The second thing to do was to change the instance variable stores to check if the receiver was immutable. This was quite tricky.
The first problem there was that instance variable stores did not flush the register state. Registers used to be able to be live across an instance variable store. This does not work any more as an instance variable store can now trigger an in-image callback (basically a message send) which requires the registers to be flushed.
Unfortunately, there are no good solutions around it. Either the JIT flushes all the register and they can’t be live across the store, generating lots of spills on the main execution path, or the JIT restores the register state after the callback, which implies the generation of many more machine instructions per instance variable store, which can be even slower than flushing the register state.

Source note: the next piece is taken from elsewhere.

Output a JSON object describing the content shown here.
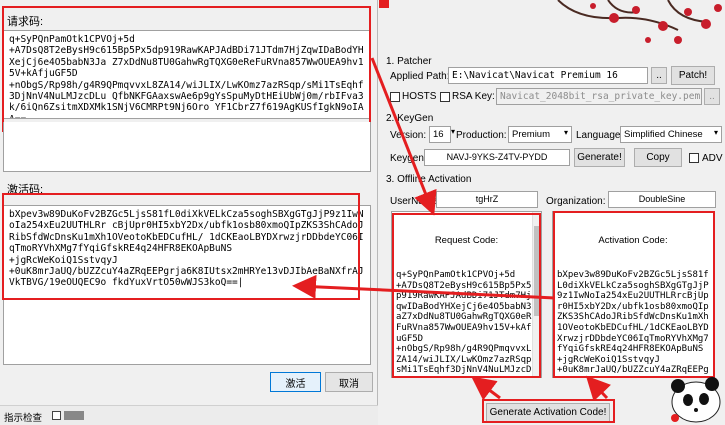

I decided to flush every register at each instance variable store but the one holding the receiver. Hence, only the receiver register needs to be restored after the callback (one extra machine instruction). This allows the most common register, the one holding the receiver, to be live across instance variable stores.

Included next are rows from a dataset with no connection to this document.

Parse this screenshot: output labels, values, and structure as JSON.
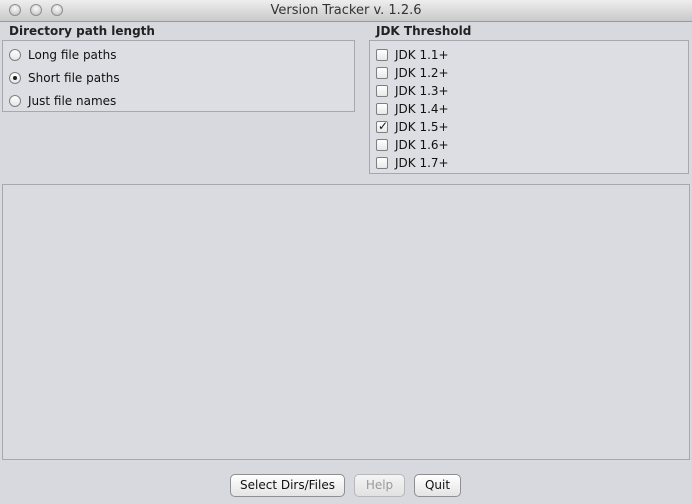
{
  "window": {
    "title": "Version Tracker v. 1.2.6"
  },
  "directory_section": {
    "title": "Directory path length",
    "options": [
      {
        "label": "Long file paths",
        "selected": false
      },
      {
        "label": "Short file paths",
        "selected": true
      },
      {
        "label": "Just file names",
        "selected": false
      }
    ]
  },
  "jdk_section": {
    "title": "JDK Threshold",
    "options": [
      {
        "label": "JDK 1.1+",
        "checked": false
      },
      {
        "label": "JDK 1.2+",
        "checked": false
      },
      {
        "label": "JDK 1.3+",
        "checked": false
      },
      {
        "label": "JDK 1.4+",
        "checked": false
      },
      {
        "label": "JDK 1.5+",
        "checked": true
      },
      {
        "label": "JDK 1.6+",
        "checked": false
      },
      {
        "label": "JDK 1.7+",
        "checked": false
      }
    ]
  },
  "buttons": {
    "select": "Select Dirs/Files",
    "help": "Help",
    "quit": "Quit"
  }
}
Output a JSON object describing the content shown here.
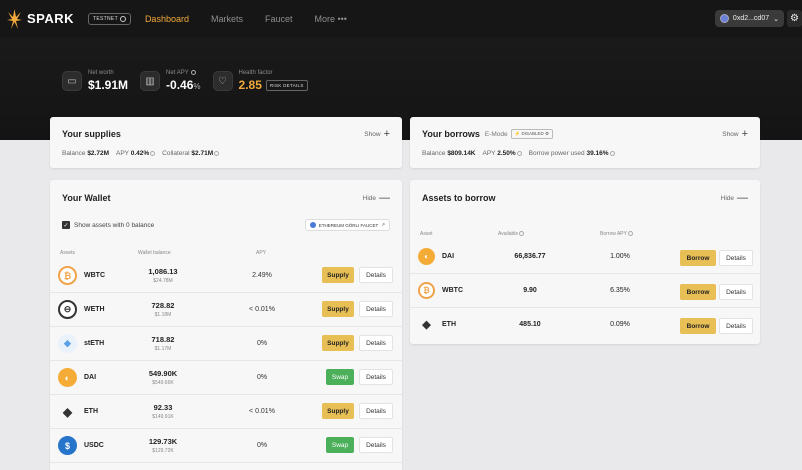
{
  "nav": {
    "logo": "SPARK",
    "testnet_label": "TESTNET",
    "items": [
      {
        "label": "Dashboard",
        "active": true
      },
      {
        "label": "Markets",
        "active": false
      },
      {
        "label": "Faucet",
        "active": false
      },
      {
        "label": "More •••",
        "active": false
      }
    ],
    "wallet_address": "0xd2...cd07"
  },
  "hero": {
    "net_worth_label": "Net worth",
    "net_worth_value": "$1.91M",
    "net_apy_label": "Net APY",
    "net_apy_value": "-0.46",
    "net_apy_unit": "%",
    "health_label": "Health factor",
    "health_value": "2.85",
    "risk_details_label": "RISK DETAILS"
  },
  "supplies": {
    "title": "Your supplies",
    "toggle_label": "Show",
    "balance_label": "Balance",
    "balance_value": "$2.72M",
    "apy_label": "APY",
    "apy_value": "0.42%",
    "collateral_label": "Collateral",
    "collateral_value": "$2.71M"
  },
  "borrows": {
    "title": "Your borrows",
    "emode_label": "E-Mode",
    "emode_badge": "DISABLED",
    "toggle_label": "Show",
    "balance_label": "Balance",
    "balance_value": "$809.14K",
    "apy_label": "APY",
    "apy_value": "2.50%",
    "power_label": "Borrow power used",
    "power_value": "39.16%"
  },
  "wallet": {
    "title": "Your Wallet",
    "toggle_label": "Hide",
    "checkbox_label": "Show assets with 0 balance",
    "faucet_label": "ETHEREUM GÖRLI FAUCET",
    "columns": [
      "Assets",
      "Wallet balance",
      "APY"
    ],
    "rows": [
      {
        "symbol": "WBTC",
        "amount": "1,086.13",
        "usd": "$24.78M",
        "apy": "2.49%",
        "action": "Supply",
        "details": "Details"
      },
      {
        "symbol": "WETH",
        "amount": "728.82",
        "usd": "$1.18M",
        "apy": "< 0.01%",
        "action": "Supply",
        "details": "Details"
      },
      {
        "symbol": "stETH",
        "amount": "718.82",
        "usd": "$1.17M",
        "apy": "0%",
        "action": "Supply",
        "details": "Details"
      },
      {
        "symbol": "DAI",
        "amount": "549.90K",
        "usd": "$549.66K",
        "apy": "0%",
        "action": "Swap",
        "details": "Details"
      },
      {
        "symbol": "ETH",
        "amount": "92.33",
        "usd": "$149.91K",
        "apy": "< 0.01%",
        "action": "Supply",
        "details": "Details"
      },
      {
        "symbol": "USDC",
        "amount": "129.73K",
        "usd": "$129.72K",
        "apy": "0%",
        "action": "Swap",
        "details": "Details"
      }
    ]
  },
  "borrow_assets": {
    "title": "Assets to borrow",
    "toggle_label": "Hide",
    "columns": [
      "Asset",
      "Available",
      "Borrow APY"
    ],
    "rows": [
      {
        "symbol": "DAI",
        "available": "66,836.77",
        "apy": "1.00%",
        "action": "Borrow",
        "details": "Details"
      },
      {
        "symbol": "WBTC",
        "available": "9.90",
        "apy": "6.35%",
        "action": "Borrow",
        "details": "Details"
      },
      {
        "symbol": "ETH",
        "available": "485.10",
        "apy": "0.09%",
        "action": "Borrow",
        "details": "Details"
      }
    ]
  },
  "colors": {
    "accent": "#f2a93b",
    "supply_button": "#e8bf55",
    "swap_button": "#4caf5a"
  }
}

The second problem lied with the callback. I needed to add a trampoline from machine code to the C runtime to trigger the #attemptToAssign:withIndex: callback. By convention, trampolines in the Cog always pass all their arguments by register. Instance variable stores used to put the value to store in any register available. That was not possible any more, as the trampoline needs a fixed register. I changed all the code related to the stores to fix the object mutated in a register (%EDX in x86) and the argument in another one (%ECX in x86). Then I added the trampoline, expecting the values in specific registers.

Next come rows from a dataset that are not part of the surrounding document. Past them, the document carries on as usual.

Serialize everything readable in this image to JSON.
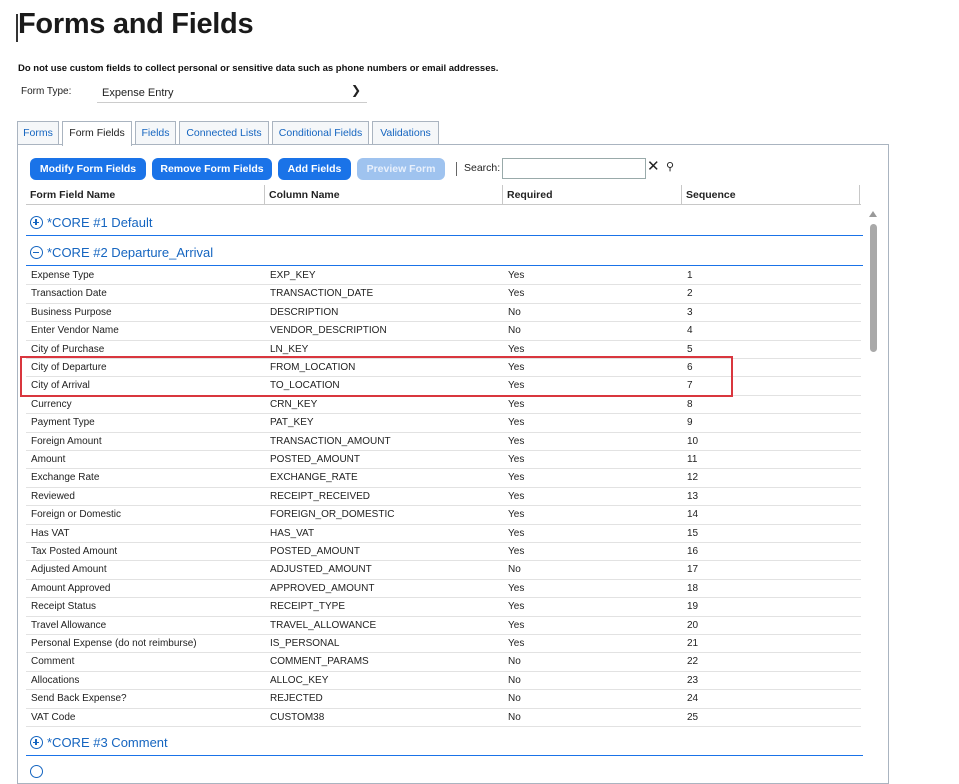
{
  "page": {
    "title": "Forms and Fields",
    "notice": "Do not use custom fields to collect personal or sensitive data such as phone numbers or email addresses."
  },
  "form_type": {
    "label": "Form Type:",
    "value": "Expense Entry"
  },
  "tabs": [
    {
      "label": "Forms"
    },
    {
      "label": "Form Fields"
    },
    {
      "label": "Fields"
    },
    {
      "label": "Connected Lists"
    },
    {
      "label": "Conditional Fields"
    },
    {
      "label": "Validations"
    }
  ],
  "active_tab": "Form Fields",
  "toolbar": {
    "modify": "Modify Form Fields",
    "remove": "Remove Form Fields",
    "add": "Add Fields",
    "preview": "Preview Form",
    "search_label": "Search:",
    "search_value": ""
  },
  "columns": [
    "Form Field Name",
    "Column Name",
    "Required",
    "Sequence"
  ],
  "groups": [
    {
      "title": "*CORE #1 Default",
      "expanded": false
    },
    {
      "title": "*CORE #2 Departure_Arrival",
      "expanded": true
    },
    {
      "title": "*CORE #3 Comment",
      "expanded": false
    }
  ],
  "rows": [
    {
      "name": "Expense Type",
      "column": "EXP_KEY",
      "required": "Yes",
      "seq": "1"
    },
    {
      "name": "Transaction Date",
      "column": "TRANSACTION_DATE",
      "required": "Yes",
      "seq": "2"
    },
    {
      "name": "Business Purpose",
      "column": "DESCRIPTION",
      "required": "No",
      "seq": "3"
    },
    {
      "name": "Enter Vendor Name",
      "column": "VENDOR_DESCRIPTION",
      "required": "No",
      "seq": "4"
    },
    {
      "name": "City of Purchase",
      "column": "LN_KEY",
      "required": "Yes",
      "seq": "5"
    },
    {
      "name": "City of Departure",
      "column": "FROM_LOCATION",
      "required": "Yes",
      "seq": "6"
    },
    {
      "name": "City of Arrival",
      "column": "TO_LOCATION",
      "required": "Yes",
      "seq": "7"
    },
    {
      "name": "Currency",
      "column": "CRN_KEY",
      "required": "Yes",
      "seq": "8"
    },
    {
      "name": "Payment Type",
      "column": "PAT_KEY",
      "required": "Yes",
      "seq": "9"
    },
    {
      "name": "Foreign Amount",
      "column": "TRANSACTION_AMOUNT",
      "required": "Yes",
      "seq": "10"
    },
    {
      "name": "Amount",
      "column": "POSTED_AMOUNT",
      "required": "Yes",
      "seq": "11"
    },
    {
      "name": "Exchange Rate",
      "column": "EXCHANGE_RATE",
      "required": "Yes",
      "seq": "12"
    },
    {
      "name": "Reviewed",
      "column": "RECEIPT_RECEIVED",
      "required": "Yes",
      "seq": "13"
    },
    {
      "name": "Foreign or Domestic",
      "column": "FOREIGN_OR_DOMESTIC",
      "required": "Yes",
      "seq": "14"
    },
    {
      "name": "Has VAT",
      "column": "HAS_VAT",
      "required": "Yes",
      "seq": "15"
    },
    {
      "name": "Tax Posted Amount",
      "column": "POSTED_AMOUNT",
      "required": "Yes",
      "seq": "16"
    },
    {
      "name": "Adjusted Amount",
      "column": "ADJUSTED_AMOUNT",
      "required": "No",
      "seq": "17"
    },
    {
      "name": "Amount Approved",
      "column": "APPROVED_AMOUNT",
      "required": "Yes",
      "seq": "18"
    },
    {
      "name": "Receipt Status",
      "column": "RECEIPT_TYPE",
      "required": "Yes",
      "seq": "19"
    },
    {
      "name": "Travel Allowance",
      "column": "TRAVEL_ALLOWANCE",
      "required": "Yes",
      "seq": "20"
    },
    {
      "name": "Personal Expense (do not reimburse)",
      "column": "IS_PERSONAL",
      "required": "Yes",
      "seq": "21"
    },
    {
      "name": "Comment",
      "column": "COMMENT_PARAMS",
      "required": "No",
      "seq": "22"
    },
    {
      "name": "Allocations",
      "column": "ALLOC_KEY",
      "required": "No",
      "seq": "23"
    },
    {
      "name": "Send Back Expense?",
      "column": "REJECTED",
      "required": "No",
      "seq": "24"
    },
    {
      "name": "VAT Code",
      "column": "CUSTOM38",
      "required": "No",
      "seq": "25"
    }
  ],
  "colors": {
    "accent": "#1a73e8",
    "link": "#1565c0",
    "highlight": "#d9363e"
  }
}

Lastly, each instance variable store instructions now needs to be mapped, i.e., the JIT needs to remember how to map the machine code program counter (mcpc) to their bytecode program counter (bcpc). This is important as, for example, the debugger can be opened in the #attemptToAssign:withIndex: callback requiring the context failing to perform the instance variable store to be displayed correctly. It can also be required for other operations, such as the divorce of all the stack page’s frames if the stack page needs to be freed.
This last point was easy to do in the NewspeakV4 and the SistaV1 bytecode set. However (and unfortunately), the default bytecode set of Squeak and Pharo is still SqueakV3PlusClosures. This bytecode set is always problematic. The main problem I had was that all the extended stores (stores over 16 encoding such as pushTemp: 20) are compiled in a single extendedStore instruction or with the DoubleExentedDoAnythingBytecode. This implies that if I map the bcpc to mcpc of the extended store instruction, all the store temp would be mapped too. Not only it implies mapping lots of instructions, but it also implies the mapping of the extendedStore instruction used specifically in case of primitive error code and compiled differently in the JIT… And I am not even talking about the DoubleExtendedDoAnythingBytecode, which is the craziest bytecode of this set.
Well, this was messy, but Eliot and I built some work around and it’s up and running by now. I hope soon some clients as Pharo will use by default the SistaV1 bytecode set, it will solve many issues (such as objects with over 256 instance variables, long jumps and many more) and simplify the VM work.
Well, now that immutability is up and running, I hope some of the Cog clients will use it. To try it, compile a VM with IMMUTABILITY set to true (it’s a C Compiler setting) and try to load the package here in one of the Smalltalk client. For the newspeak support, I guess one has to port it form the Smalltalk version. I have also started to discuss how to integrate Immutability in Pharo here. If someone is interested in making compiled method literals immutable, I will be happy to help.